Royal Dutch Shell has defended its safety record following a leak of more than 200 tons of oil into the North Sea. Environmental groups are calling for its North Sea operations to be restricted.
Shell said in a statement, “safety is Shell’s foremost priority at all times. As part of that commitment, in 2004 Shell initiated a $1.2 billion project to upgrade our assets in the North Sea. This has been completed.”
Earlier this week, the U.K. Department of Energy and Climate Change, which monitors Shell’s North Sea oil and natural gas extractions, confirmed that the leaking valve had been shut and that the situation is being monitored by the U.K. government’s aerial surveillance.
Environmental groups, however, are not pleased and say that Shell must be monitored independently of the government.
“The U.K. government needs to restrict Shell’s operations in the North Sea until a proper independent audit has been carried out on their installations. We also need to be reassured about the state of other companies’ ageing equipment,” said Richard Dixon, director of WWF Scotland, a statement.
Dixon argues that the oil drilling should not be taking place in “difficult and sensitive water,” but if there is such drilling, “Shell’s track record clearly shows that they are not fit to be part of that exploration.”
The oil leak was first detected on Aug. 10. Last Friday, Shell divers closed the relief valve from which oil had been seeping.
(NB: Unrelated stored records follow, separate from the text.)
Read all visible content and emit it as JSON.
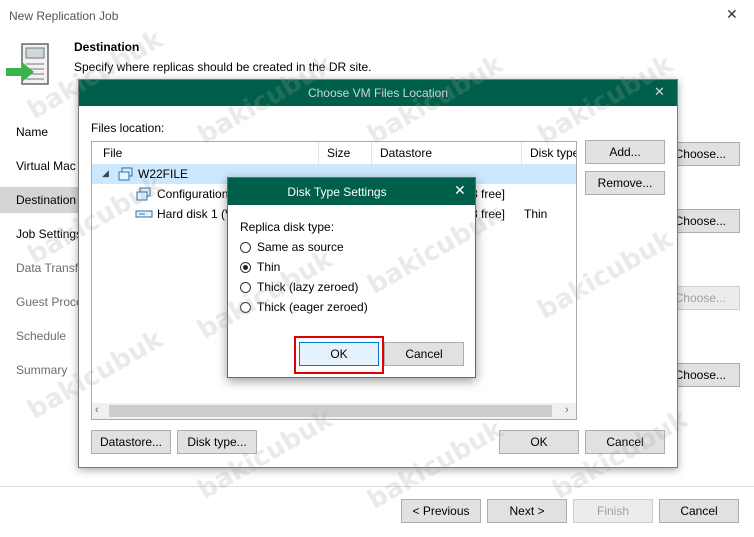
{
  "window": {
    "title": "New Replication Job",
    "close_glyph": "✕"
  },
  "header": {
    "title": "Destination",
    "subtitle": "Specify where replicas should be created in the DR site."
  },
  "nav": {
    "items": [
      "Name",
      "Virtual Mac",
      "Destination",
      "Job Settings",
      "Data Transfe",
      "Guest Proce",
      "Schedule",
      "Summary"
    ]
  },
  "right_buttons": [
    "Choose...",
    "Choose...",
    "Choose...",
    "Choose..."
  ],
  "footer": {
    "previous": "< Previous",
    "next": "Next >",
    "finish": "Finish",
    "cancel": "Cancel"
  },
  "files_dialog": {
    "title": "Choose VM Files Location",
    "close_glyph": "✕",
    "files_location_label": "Files location:",
    "columns": [
      "File",
      "Size",
      "Datastore",
      "Disk type"
    ],
    "rows": [
      {
        "name": "W22FILE",
        "size": "",
        "datastore": "",
        "disk_type": ""
      },
      {
        "name": "Configuration",
        "size": "",
        "datastore": "3 free]",
        "disk_type": ""
      },
      {
        "name": "Hard disk 1 (V",
        "size": "",
        "datastore": "3 free]",
        "disk_type": "Thin"
      }
    ],
    "add_button": "Add...",
    "remove_button": "Remove...",
    "datastore_button": "Datastore...",
    "disk_type_button": "Disk type...",
    "ok_button": "OK",
    "cancel_button": "Cancel"
  },
  "disk_dialog": {
    "title": "Disk Type Settings",
    "close_glyph": "✕",
    "label": "Replica disk type:",
    "options": [
      "Same as source",
      "Thin",
      "Thick (lazy zeroed)",
      "Thick (eager zeroed)"
    ],
    "selected_index": 1,
    "ok_button": "OK",
    "cancel_button": "Cancel"
  },
  "watermark": "bakicubuk",
  "colors": {
    "dialog_header": "#005f4b",
    "nav_selected": "#d4d4d4",
    "highlight_row": "#cce8ff",
    "red_box": "#e00000"
  }
}
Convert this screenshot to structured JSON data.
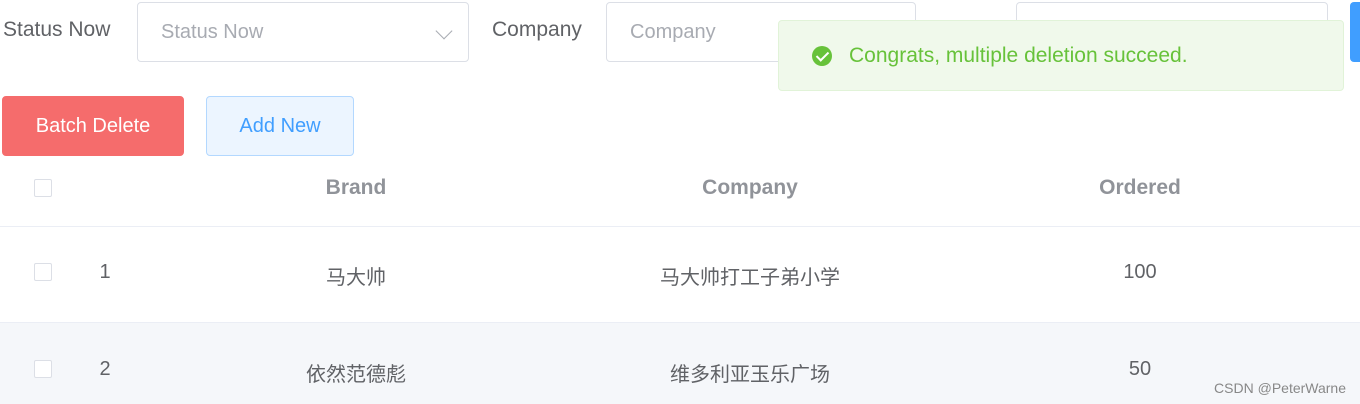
{
  "filters": {
    "status_label": "Status Now",
    "status_placeholder": "Status Now",
    "company_label": "Company",
    "company_placeholder": "Company"
  },
  "buttons": {
    "batch_delete": "Batch Delete",
    "add_new": "Add New"
  },
  "toast": {
    "message": "Congrats, multiple deletion succeed.",
    "color": "#67c23a"
  },
  "table": {
    "headers": [
      "Brand",
      "Company",
      "Ordered"
    ],
    "rows": [
      {
        "index": "1",
        "brand": "马大帅",
        "company": "马大帅打工子弟小学",
        "ordered": "100"
      },
      {
        "index": "2",
        "brand": "依然范德彪",
        "company": "维多利亚玉乐广场",
        "ordered": "50"
      }
    ]
  },
  "watermark": "CSDN @PeterWarne",
  "colors": {
    "danger": "#f56c6c",
    "primary": "#409eff",
    "row_stripe": "#f5f7fa"
  }
}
According to Shell, no oil has been leaked since that point.
The Gannet oil field was first discovered in 1973. It lies in the North Sea 111 miles east of Aberdeen. It consists of six separate oil and gas reservoirs under about 312 feet of water and between 5,700 feet and 7,200 feet into the Earth.
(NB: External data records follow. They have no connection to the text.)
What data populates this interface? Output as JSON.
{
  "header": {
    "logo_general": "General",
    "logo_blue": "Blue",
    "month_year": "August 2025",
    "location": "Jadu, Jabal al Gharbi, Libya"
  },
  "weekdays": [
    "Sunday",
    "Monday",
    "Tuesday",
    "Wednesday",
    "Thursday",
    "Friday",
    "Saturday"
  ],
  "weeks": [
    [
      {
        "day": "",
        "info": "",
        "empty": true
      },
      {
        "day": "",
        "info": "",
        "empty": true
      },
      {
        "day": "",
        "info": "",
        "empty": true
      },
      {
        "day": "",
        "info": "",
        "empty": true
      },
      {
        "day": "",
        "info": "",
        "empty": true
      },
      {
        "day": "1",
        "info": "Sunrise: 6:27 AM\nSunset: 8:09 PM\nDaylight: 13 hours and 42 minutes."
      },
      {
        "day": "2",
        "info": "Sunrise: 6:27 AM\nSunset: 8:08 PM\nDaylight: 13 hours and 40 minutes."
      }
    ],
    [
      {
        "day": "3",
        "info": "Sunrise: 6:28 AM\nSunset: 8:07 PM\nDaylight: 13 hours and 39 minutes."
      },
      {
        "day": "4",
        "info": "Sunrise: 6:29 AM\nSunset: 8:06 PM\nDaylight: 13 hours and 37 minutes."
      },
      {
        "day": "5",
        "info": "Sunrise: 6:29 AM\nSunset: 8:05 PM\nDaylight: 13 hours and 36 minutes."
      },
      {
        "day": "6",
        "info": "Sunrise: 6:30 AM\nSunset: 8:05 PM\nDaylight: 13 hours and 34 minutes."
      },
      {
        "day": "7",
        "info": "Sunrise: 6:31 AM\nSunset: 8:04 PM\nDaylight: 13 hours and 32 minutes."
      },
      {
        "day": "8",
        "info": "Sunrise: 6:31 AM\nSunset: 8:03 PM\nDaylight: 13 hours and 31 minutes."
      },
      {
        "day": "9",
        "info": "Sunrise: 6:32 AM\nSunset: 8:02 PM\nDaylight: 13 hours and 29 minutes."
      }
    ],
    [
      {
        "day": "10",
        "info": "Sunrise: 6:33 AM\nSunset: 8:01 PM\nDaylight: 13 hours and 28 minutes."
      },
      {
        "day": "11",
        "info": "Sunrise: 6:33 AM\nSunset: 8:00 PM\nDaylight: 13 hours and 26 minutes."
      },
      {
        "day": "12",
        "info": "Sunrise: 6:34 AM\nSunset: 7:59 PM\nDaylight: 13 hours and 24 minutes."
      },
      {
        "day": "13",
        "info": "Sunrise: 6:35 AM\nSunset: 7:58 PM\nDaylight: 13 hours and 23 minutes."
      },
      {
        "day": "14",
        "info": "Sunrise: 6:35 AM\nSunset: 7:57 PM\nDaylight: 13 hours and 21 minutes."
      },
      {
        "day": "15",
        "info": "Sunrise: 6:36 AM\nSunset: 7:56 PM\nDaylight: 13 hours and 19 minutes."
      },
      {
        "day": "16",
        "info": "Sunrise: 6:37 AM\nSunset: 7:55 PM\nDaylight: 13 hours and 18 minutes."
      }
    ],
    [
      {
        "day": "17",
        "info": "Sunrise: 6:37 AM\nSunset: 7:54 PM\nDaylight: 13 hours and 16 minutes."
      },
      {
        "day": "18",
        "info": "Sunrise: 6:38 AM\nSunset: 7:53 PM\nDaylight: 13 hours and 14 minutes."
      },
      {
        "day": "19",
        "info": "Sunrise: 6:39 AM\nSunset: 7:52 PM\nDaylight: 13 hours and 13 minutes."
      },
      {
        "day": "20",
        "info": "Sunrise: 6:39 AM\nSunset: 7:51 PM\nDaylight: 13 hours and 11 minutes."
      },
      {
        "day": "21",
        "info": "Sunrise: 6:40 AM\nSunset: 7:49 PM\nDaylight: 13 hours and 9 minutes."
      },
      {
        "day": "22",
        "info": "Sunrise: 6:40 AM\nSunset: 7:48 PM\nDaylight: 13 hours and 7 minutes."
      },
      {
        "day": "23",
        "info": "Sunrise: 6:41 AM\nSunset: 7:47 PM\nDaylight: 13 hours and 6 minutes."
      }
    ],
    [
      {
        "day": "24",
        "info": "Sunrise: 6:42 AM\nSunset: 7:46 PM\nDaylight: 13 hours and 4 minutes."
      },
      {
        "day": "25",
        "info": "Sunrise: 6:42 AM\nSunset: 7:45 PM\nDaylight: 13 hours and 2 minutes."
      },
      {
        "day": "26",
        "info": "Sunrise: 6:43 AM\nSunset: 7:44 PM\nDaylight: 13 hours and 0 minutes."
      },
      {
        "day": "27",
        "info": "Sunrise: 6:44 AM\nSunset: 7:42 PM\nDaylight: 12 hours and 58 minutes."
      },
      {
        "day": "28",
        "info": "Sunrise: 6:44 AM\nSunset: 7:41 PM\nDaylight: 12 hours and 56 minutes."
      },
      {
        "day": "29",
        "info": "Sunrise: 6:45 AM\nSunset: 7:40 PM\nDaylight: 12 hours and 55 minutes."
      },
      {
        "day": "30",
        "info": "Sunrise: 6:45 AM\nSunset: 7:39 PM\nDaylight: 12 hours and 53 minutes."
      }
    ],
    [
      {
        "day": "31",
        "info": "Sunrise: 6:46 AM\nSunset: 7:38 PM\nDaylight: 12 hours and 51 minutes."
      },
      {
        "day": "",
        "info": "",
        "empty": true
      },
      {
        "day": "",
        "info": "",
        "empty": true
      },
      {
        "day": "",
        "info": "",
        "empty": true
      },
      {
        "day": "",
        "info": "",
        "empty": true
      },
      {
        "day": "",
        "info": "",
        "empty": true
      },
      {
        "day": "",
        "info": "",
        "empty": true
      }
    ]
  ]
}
The field is currently exploited by Shell and is jointly owned by Shell and Esso. The six reservoirs are connected to a centrally placed production platform that processes all the oil and gas from the reservoirs. The leak occurred at a location connected to the platform by 6.8 miles of pipes.